County Durham’s traders and residents are being advised of changes in legislation which will affect the sales of domestic wood, coal and other solid fuels.
Durham County Council will be contacting businesses ahead of 1 May 2021, to ensure they are aware that the sale of wet wood and coal for domestic fires is being phased out.
It’s hoped the changes will help to address climate change and pollution and improve air quality.
The changes mean that any wood fuel, sold in quantities under two cubic metres from 1 May, must not have a moisture content over 20 per cent.
Where more than two cubic metres of wood is being sold, instructions must be provided about how to dry it, clearly stating that it should not be burned until its moisture content is 20 per cent or less.
Small foresters, selling less than 600 cubic metres of wood per year, are exempt from these rules until 1 May 2022.
Sales of pre-packed coal are also prohibited from May 2021, two years before the sale of all coal for domestic use will cease.
Domestic loose coal can only continue to be sold by members of the approved coal merchant scheme, with details available on the Solid Fuel Association website: www.solidfuel.co.uk
Other manufactured solid fuel must be included in a list, approved by a certification body.
The packaging of wood fuel and solid fuel must all include a ‘Ready to Burn’ logo and be accompanied by the certificate number issued by a certification body.
Although DEFRA has appointed Woodsure as the wood certification body, it is yet to appoint a certification body to oversee the sale of manufactured solid fuel.
Joanne Waller, Durham County Council’s head of community protection, said: “These measures aim to improve air quality for our residents and help to tackle pollution and climate change. Our officers will be contacting businesses selling wood fuel, coal and other solid fuel over the coming weeks to advise them of the changes ahead.
“I would also like to take this opportunity to advise consumers across the county of the impending changes so that they can make informed choices as to the wood and solid fuel they are purchasing to heat their homes.”
Meanwhile, the council continues to enforce legislation under the Clean Air Act, investigating complaints resulting from smoke from fires. The effects of this and any resulting pollution can result in householders being liable for burning non-compliant fuel. For parts of the county not within smoke control areas, smoke issues may be investigated as a nuisance.
Officers seek to trace the supply chain as part of any such complaint, to ensure action can be taken in respect of non-compliant products being sold.

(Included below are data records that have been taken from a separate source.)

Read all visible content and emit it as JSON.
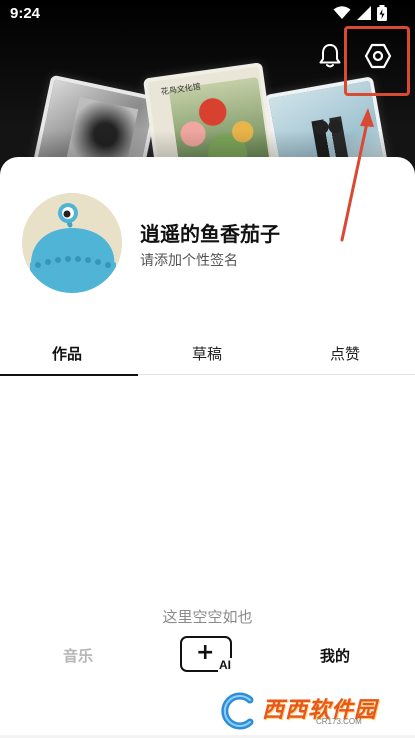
{
  "status_bar": {
    "time": "9:24"
  },
  "header": {
    "album_label": "花鸟文化馆",
    "bell_icon": "bell-icon",
    "settings_icon": "settings-hexagon-icon",
    "highlight_color": "#d94a32"
  },
  "profile": {
    "username": "逍遥的鱼香茄子",
    "signature": "请添加个性签名",
    "avatar_icon": "blue-octopus-avatar"
  },
  "tabs": [
    {
      "label": "作品",
      "active": true
    },
    {
      "label": "草稿",
      "active": false
    },
    {
      "label": "点赞",
      "active": false
    }
  ],
  "empty_state": {
    "text": "这里空空如也"
  },
  "bottom_nav": {
    "music_label": "音乐",
    "create_plus": "+",
    "create_ai": "AI",
    "mine_label": "我的"
  },
  "watermark": {
    "text": "西西软件园",
    "url": "CR173.COM"
  },
  "colors": {
    "accent_red": "#d94a32",
    "header_bg": "#000000",
    "watermark_orange": "#e8551f"
  }
}
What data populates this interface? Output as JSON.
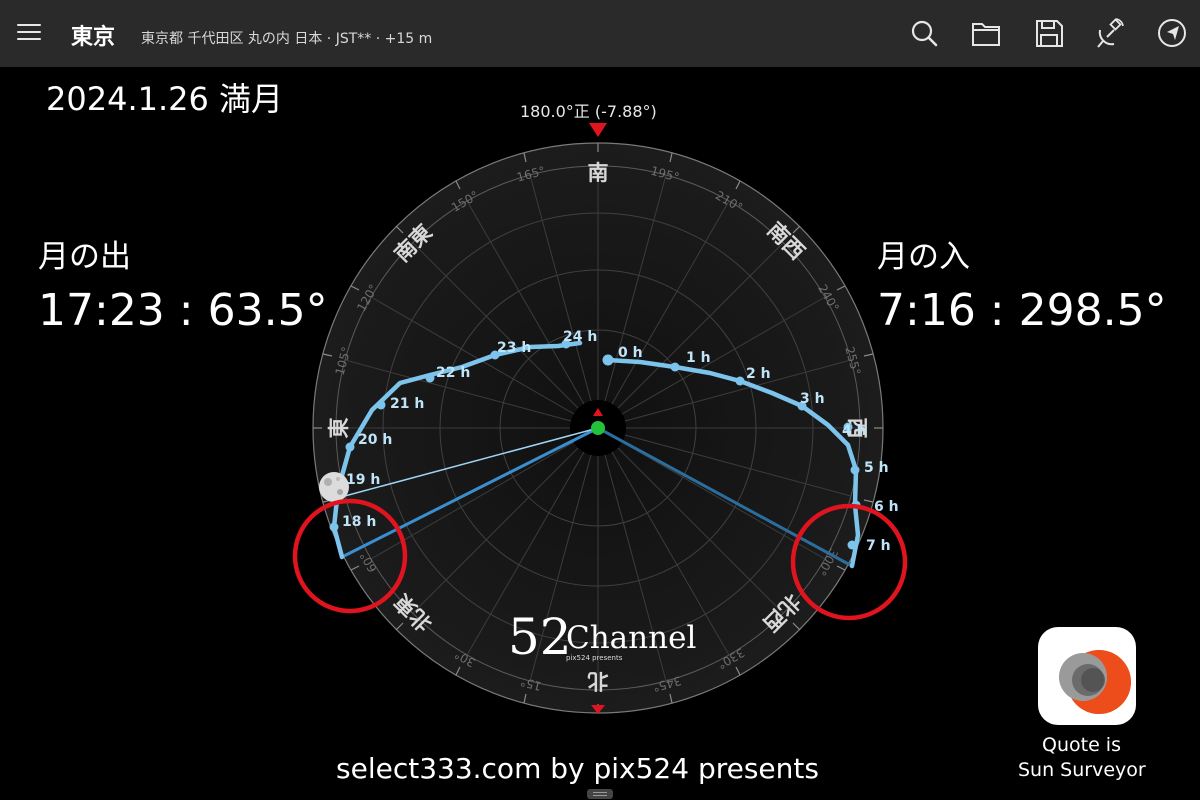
{
  "header": {
    "title": "東京",
    "subtitle": "東京都 千代田区 丸の内 日本 · JST** · +15 m",
    "icons": [
      "menu-icon",
      "search-icon",
      "folder-icon",
      "save-icon",
      "satellite-icon",
      "navigation-icon"
    ]
  },
  "event": {
    "date_label": "2024.1.26 満月"
  },
  "moonrise": {
    "title": "月の出",
    "value": "17:23 : 63.5°"
  },
  "moonset": {
    "title": "月の入",
    "value": "7:16 : 298.5°"
  },
  "compass": {
    "top_readout": "180.0°正 (-7.88°)",
    "directions": {
      "south": "南",
      "southwest": "南西",
      "west": "西",
      "northwest": "北西",
      "north": "北",
      "northeast": "北東",
      "east": "東",
      "southeast": "南東"
    },
    "degree_labels": [
      "165°",
      "195°",
      "210°",
      "240°",
      "255°",
      "150°",
      "120°",
      "105°",
      "60°",
      "30°",
      "15°",
      "345°",
      "330°",
      "300°"
    ],
    "hour_labels": [
      "24 h",
      "0 h",
      "1 h",
      "2 h",
      "3 h",
      "4 h",
      "5 h",
      "6 h",
      "7 h",
      "23 h",
      "22 h",
      "21 h",
      "20 h",
      "19 h",
      "18 h"
    ],
    "colors": {
      "path": "#7cc4ec",
      "line_rise": "#3a8fd0",
      "line_set": "#2a6e9e",
      "highlight": "#e0141e",
      "observer": "#22c33a"
    }
  },
  "branding": {
    "logo_number": "52",
    "logo_word": "Channel",
    "logo_tagline": "pix524 presents",
    "quote_line1": "Quote is",
    "quote_line2": "Sun Surveyor",
    "footer": "select333.com by pix524 presents"
  }
}
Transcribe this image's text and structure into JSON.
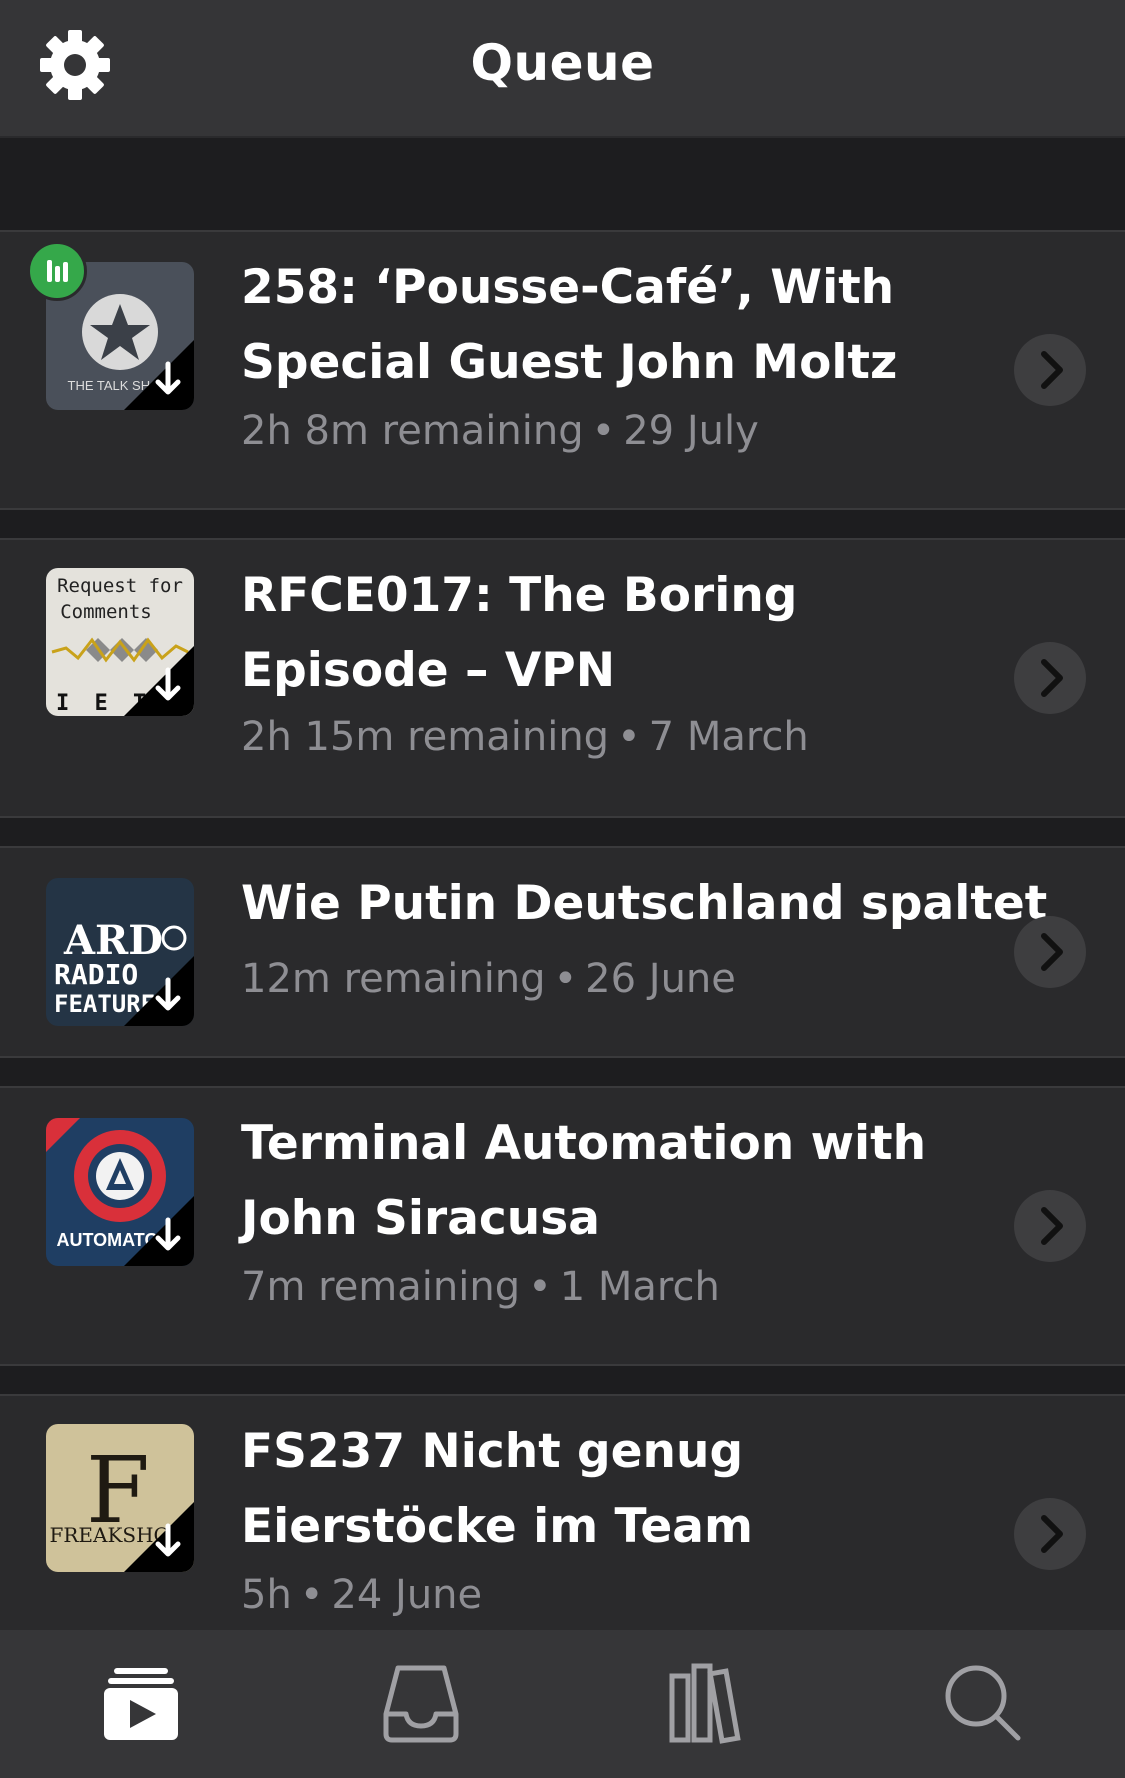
{
  "header": {
    "title": "Queue",
    "settings_icon": "gear-icon"
  },
  "episodes": [
    {
      "title": "258: ‘Pousse-Café’, With Special Guest John Moltz",
      "remaining": "2h 8m remaining",
      "date": "29 July",
      "artwork": "the-talk-show",
      "artwork_text": "THE TALK SHOW",
      "playing": true
    },
    {
      "title": "RFCE017: The Boring Episode – VPN",
      "remaining": "2h 15m remaining",
      "date": "7 March",
      "artwork": "request-for-comments",
      "artwork_text_1": "Request for",
      "artwork_text_2": "Comments",
      "artwork_text_3": "I E T"
    },
    {
      "title": "Wie Putin Deutschland spaltet",
      "remaining": "12m remaining",
      "date": "26 June",
      "artwork": "ard-radio-feature",
      "artwork_text_1": "ARD",
      "artwork_text_2": "RADIO",
      "artwork_text_3": "FEATURE"
    },
    {
      "title": "Terminal Automation with John Siracusa",
      "remaining": "7m remaining",
      "date": "1 March",
      "artwork": "automators",
      "artwork_text": "AUTOMATORS"
    },
    {
      "title": "FS237 Nicht genug Eierstöcke im Team",
      "remaining": "5h",
      "date": "24 June",
      "artwork": "freak-show",
      "artwork_text": "FREAKSHOW"
    }
  ],
  "separator": "•",
  "tabbar": {
    "items": [
      "queue-tab",
      "inbox-tab",
      "library-tab",
      "search-tab"
    ],
    "active": "queue-tab"
  },
  "colors": {
    "background": "#1d1d1f",
    "row": "#2a2a2c",
    "header": "#353537",
    "meta": "#8e8e93",
    "playing": "#35a84a"
  }
}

Traders will always be advised on any issues in the first instance, however, continued non-compliance may result in financial penalty notices on sellers.
A list of approved manufactured solid fuels can be found at smokecontrol.defra.gov.uk/fuels.